Now return to “Analysis Type” and select “BacTrack – Isolate alerts”, “Isolate alerts”. As earlier, you can click on “Alerts” to select those alerts you would like included in the analysis. You may also set the percent of isolates to be used as a threshold for the determination of “infrequent” results. The default is 5% for each option. To increase the number of flagged isolates, you can increase this percentage. To decrease the number of flagged isolates, then lower the percentage. You can put the percentage at 0% if you want to turn a particular feature off.
When finished your selections, click “OK” to return to the main analysis screen, and “Begin analysis”.
Every isolate included in this printout has at least one alert flag. Statistical “low frequency alerts” are found to the left of the listing, and are marked by a special symbol: 1. “*” – the observed resistance is infrequent, based on the hospital’s local data; 2. “#” – the observed susceptible result is infrequent, based on the hospitals’ data; and 3. “+” – the antibiotic indicated is not frequently tested for this organism, based on the hospital’s data.
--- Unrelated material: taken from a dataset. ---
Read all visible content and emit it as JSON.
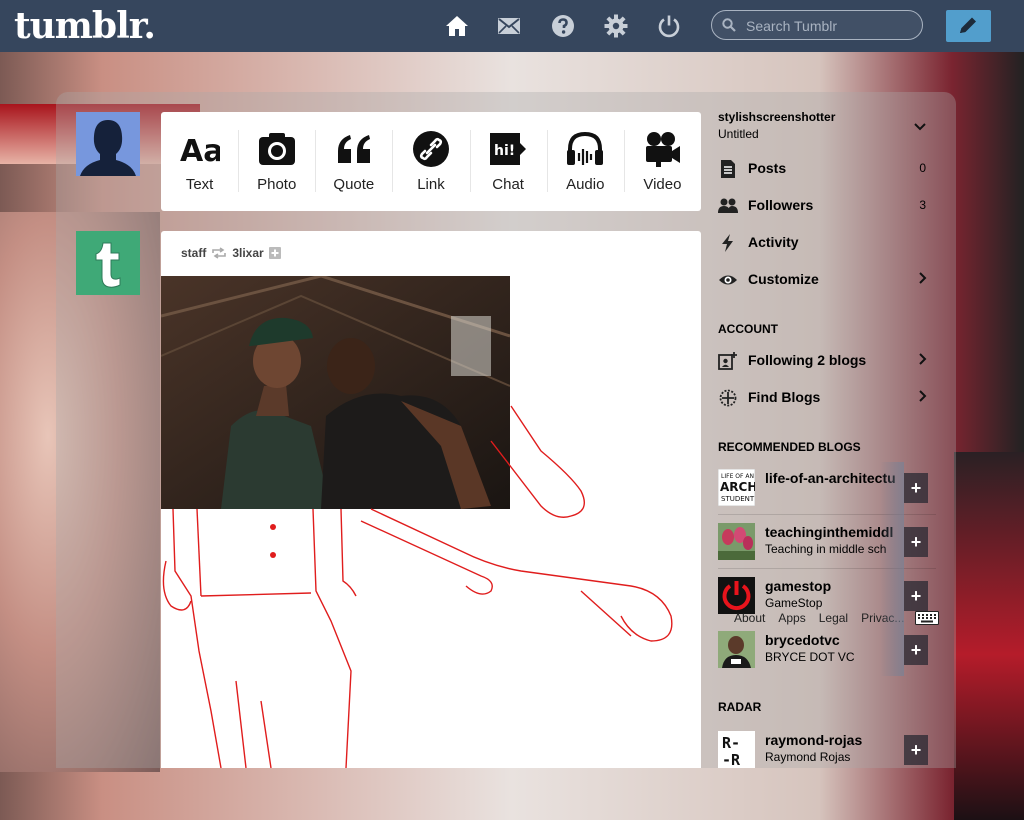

In this particular example, examples of “infrequent” results include: E. coli resistant to gentamicin; Enterococcus spp. susceptible to clindamycin; H. influenzae resistant to trimethoprim/sulfamethoxazole; P. aeruginosa resistant to amikacin; P. aeruginosa resistant to tobramycin; and P. mirabilis resistant to ampicillin. While such findings may be common in other institutions, the alerts indicate that these findings are rare (<5%) for the results of organisms in this laboratory. Findings of low frequency may perhaps be due to laboratory error, so should be confirmed; or they may reflect important new resistant strains still present at low levels in the institution.
In contrast to the fixed, pre-defined, globally relevant microbiological expert rules described earlier, a great advantage of the “low frequency” alerts is that alerts are automatically adjusted to the past experience of this particular laboratory for all tested organisms and antibiotics.
After viewing the isolate alert listing, click “Continue” to proceed to the isolate alert summary. The summary tabulates every alert that was encountered in the scanned data. Totals are provided, as well as the type of alert – “quality assurance”, “send to a reference laboratory”, etc. If results from more than one laboratory are scanned, the summary also includes the breakdown of alerts by laboratory, as illustrated in the screen below.